**TRY IT**
Search the entries below. Return every line that has "DEPRECIATION" in it.
* * * * * * * * *
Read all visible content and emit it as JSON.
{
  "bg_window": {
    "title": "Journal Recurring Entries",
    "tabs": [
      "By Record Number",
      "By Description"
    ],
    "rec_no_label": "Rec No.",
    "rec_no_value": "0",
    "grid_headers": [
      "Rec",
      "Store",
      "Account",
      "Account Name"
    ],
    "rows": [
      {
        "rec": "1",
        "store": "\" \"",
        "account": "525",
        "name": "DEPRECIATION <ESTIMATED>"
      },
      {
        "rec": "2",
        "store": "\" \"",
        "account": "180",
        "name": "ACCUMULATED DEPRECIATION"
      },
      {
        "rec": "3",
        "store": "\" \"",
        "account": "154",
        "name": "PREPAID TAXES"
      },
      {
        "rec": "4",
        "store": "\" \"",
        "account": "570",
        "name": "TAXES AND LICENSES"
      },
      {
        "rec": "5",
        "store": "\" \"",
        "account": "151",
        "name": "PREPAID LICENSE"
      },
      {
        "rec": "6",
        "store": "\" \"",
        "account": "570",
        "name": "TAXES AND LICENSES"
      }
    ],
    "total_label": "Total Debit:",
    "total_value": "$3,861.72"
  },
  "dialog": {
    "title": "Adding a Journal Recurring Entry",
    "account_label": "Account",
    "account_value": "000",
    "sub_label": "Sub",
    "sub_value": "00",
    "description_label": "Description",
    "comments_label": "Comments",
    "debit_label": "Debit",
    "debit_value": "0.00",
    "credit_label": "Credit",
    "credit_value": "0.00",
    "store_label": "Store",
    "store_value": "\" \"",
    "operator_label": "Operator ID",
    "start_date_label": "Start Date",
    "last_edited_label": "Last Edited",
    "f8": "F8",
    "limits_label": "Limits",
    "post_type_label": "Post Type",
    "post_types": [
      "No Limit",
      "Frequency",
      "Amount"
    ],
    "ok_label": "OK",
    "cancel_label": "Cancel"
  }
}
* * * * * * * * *
**REPLY**
        "name": "DEPRECIATION <ESTIMATED>"
        "name": "ACCUMULATED DEPRECIATION"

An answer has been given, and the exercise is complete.